However, if you are doing something which involves a call to a function that will block until something happens, you can use this to avoid racing instead of the usleep() call (which is IMHO the part that would be considered “bad practice”).

Say you were waiting for data from a file or some other kind of stream that blocks. You could do this:

while (($str = fgets($fp)) === FALSE) continue;
// Handle the event here

Really, PHP is the wrong language for doing stuff like this. But there are situations (I know because I have dealt with them myself) where PHP is the only option.


As much as I like PHP, I must say that PHP isn’t the best choice for this task.
Node.js is much, much better for this kind of thing and it scales really good. It’s also pretty simple to implement if you have JS knowledge.

Now, if you don’t want to waste CPU cycles, you have to create a PHP script that will connect to a server of some sort on a certain port. The specified server should listen for connections on the chosen port and every X amount of time check for whatever you want to check (db entries for new posts for example) and then it dispatches the message to every connected client that the new entry is ready.

Now, it’s not that difficult to implement this event queue architecture in PHP, but it’d take you literally 5 minutes to do this with Node.js and Socket.IO, without worrying whether it’ll work in majority of browsers.


I agree with the consensus here that PHP isn’t the best solution here. You really need to be looking at dedicated realtime technologies for the solution to this asynchronous problem of delivering data from your server to your clients. It sounds like you are trying to implement HTTP-Long Polling which isn’t an easy thing to solve cross-browser. It’s been tackled numerous times by developers of Comet products so I’d suggest you look at a Comet solution, or even better a WebSocket solution with fallback support for older browsers.

I’d suggest that you let PHP do the web application functionality that it’s good at and choose a dedicated solution for your realtime, evented, asynchronous functionality.


You need a realtime library.

One example is Ratchet http://socketo.me/

The part that takes care of the pub sub is discussed at http://socketo.me/docs/wamp

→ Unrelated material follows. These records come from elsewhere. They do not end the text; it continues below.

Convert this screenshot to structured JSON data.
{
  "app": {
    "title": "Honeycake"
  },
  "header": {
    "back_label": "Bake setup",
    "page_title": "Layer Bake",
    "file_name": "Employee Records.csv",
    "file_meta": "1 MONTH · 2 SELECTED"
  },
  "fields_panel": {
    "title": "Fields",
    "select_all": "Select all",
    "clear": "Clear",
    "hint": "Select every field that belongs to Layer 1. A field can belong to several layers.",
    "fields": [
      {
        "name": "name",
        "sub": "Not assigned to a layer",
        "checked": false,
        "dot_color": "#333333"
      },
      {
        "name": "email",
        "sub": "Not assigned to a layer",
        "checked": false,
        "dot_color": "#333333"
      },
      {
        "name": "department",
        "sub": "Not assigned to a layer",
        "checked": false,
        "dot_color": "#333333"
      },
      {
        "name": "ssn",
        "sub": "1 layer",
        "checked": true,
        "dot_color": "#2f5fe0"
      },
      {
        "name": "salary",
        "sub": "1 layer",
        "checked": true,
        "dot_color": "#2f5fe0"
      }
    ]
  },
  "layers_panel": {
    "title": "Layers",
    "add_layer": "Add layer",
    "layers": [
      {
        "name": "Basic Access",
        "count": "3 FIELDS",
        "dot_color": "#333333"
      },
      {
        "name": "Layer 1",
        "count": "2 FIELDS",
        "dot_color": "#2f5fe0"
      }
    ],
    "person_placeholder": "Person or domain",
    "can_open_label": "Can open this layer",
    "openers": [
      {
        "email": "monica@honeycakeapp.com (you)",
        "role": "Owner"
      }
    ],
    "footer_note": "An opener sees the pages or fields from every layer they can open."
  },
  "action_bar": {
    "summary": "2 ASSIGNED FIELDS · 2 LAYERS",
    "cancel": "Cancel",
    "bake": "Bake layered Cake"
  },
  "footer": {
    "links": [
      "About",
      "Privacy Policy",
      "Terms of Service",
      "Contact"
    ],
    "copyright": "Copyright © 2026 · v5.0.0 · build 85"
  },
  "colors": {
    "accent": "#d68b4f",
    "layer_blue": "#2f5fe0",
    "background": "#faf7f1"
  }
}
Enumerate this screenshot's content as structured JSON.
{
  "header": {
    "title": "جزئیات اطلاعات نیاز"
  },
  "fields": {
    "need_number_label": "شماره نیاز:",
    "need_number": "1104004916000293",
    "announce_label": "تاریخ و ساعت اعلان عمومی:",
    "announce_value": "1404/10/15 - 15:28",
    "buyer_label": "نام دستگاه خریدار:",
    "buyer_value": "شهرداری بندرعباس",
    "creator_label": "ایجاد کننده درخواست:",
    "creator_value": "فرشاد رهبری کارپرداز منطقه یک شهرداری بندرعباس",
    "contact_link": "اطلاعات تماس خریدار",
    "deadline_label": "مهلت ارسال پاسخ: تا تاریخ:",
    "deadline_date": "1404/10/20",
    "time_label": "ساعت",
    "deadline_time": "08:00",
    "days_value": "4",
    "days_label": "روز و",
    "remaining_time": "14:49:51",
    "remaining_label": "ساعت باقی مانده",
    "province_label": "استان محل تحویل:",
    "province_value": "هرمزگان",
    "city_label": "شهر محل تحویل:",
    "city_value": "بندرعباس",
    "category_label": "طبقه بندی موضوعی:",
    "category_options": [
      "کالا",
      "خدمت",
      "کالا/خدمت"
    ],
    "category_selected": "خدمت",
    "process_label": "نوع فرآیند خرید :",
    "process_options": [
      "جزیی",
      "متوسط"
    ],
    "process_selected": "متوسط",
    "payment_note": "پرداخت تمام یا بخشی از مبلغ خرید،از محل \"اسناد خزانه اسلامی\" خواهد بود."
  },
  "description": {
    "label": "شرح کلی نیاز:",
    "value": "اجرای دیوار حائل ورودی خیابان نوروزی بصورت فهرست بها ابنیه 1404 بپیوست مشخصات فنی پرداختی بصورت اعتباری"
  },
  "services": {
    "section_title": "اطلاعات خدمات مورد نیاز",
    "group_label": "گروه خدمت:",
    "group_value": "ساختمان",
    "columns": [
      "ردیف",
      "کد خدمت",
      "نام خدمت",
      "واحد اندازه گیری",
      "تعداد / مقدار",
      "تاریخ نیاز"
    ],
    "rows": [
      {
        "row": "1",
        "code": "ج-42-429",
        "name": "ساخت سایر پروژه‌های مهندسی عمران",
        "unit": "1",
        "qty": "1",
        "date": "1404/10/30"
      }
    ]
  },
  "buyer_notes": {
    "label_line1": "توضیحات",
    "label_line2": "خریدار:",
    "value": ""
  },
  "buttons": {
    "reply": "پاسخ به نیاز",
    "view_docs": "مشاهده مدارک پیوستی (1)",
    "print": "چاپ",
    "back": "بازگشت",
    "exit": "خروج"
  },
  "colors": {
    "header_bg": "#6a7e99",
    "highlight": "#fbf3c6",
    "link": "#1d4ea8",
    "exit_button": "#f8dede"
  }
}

The limitation here is that PHP also needs to be the one to initiate the mutable data.

In other words this wont magically let you subscribe to when MySQL is updated. But if you can edit the MySQL-setting code then you can add the publish part there.